About this task. Filter this material down to the lines that contain the string "Events", and return those lines.

Input.
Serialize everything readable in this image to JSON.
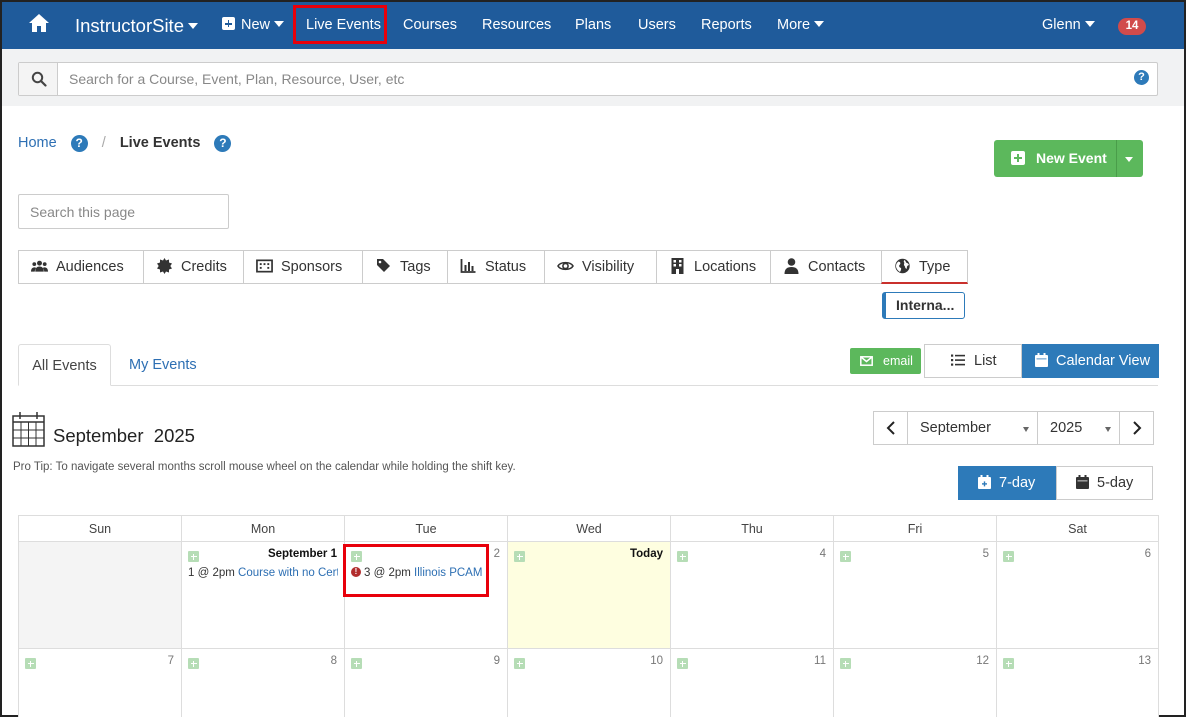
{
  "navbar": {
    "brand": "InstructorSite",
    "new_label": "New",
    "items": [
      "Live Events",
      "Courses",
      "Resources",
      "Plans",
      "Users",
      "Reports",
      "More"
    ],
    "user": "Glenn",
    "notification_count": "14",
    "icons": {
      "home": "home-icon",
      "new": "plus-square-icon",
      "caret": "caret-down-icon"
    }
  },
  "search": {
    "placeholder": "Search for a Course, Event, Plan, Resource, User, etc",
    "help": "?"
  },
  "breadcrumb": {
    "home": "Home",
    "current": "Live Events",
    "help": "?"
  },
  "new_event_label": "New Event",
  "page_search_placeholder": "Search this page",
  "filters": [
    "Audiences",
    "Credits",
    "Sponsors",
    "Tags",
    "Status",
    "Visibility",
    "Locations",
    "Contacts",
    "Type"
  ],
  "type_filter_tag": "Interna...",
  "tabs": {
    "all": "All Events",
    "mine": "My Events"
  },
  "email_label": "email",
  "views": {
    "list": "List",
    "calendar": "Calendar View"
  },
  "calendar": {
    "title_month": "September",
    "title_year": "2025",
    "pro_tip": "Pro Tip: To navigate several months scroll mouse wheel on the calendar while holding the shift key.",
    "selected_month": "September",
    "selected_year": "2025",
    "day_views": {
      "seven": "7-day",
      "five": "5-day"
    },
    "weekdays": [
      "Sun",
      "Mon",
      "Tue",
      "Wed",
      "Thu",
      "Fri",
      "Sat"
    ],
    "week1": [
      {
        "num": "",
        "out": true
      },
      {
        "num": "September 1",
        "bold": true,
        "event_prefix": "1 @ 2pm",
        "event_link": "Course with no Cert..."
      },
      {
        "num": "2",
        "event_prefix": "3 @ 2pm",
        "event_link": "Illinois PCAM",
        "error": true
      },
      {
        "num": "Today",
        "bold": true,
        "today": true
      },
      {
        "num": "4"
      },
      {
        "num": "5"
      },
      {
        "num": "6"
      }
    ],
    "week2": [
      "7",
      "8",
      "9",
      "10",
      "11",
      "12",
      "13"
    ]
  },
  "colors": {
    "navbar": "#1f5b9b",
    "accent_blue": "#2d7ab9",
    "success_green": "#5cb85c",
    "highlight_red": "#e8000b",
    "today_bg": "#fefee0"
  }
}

Reply to the task.
      "Live Events",
    "current": "Live Events",
    "all": "All Events",
    "mine": "My Events"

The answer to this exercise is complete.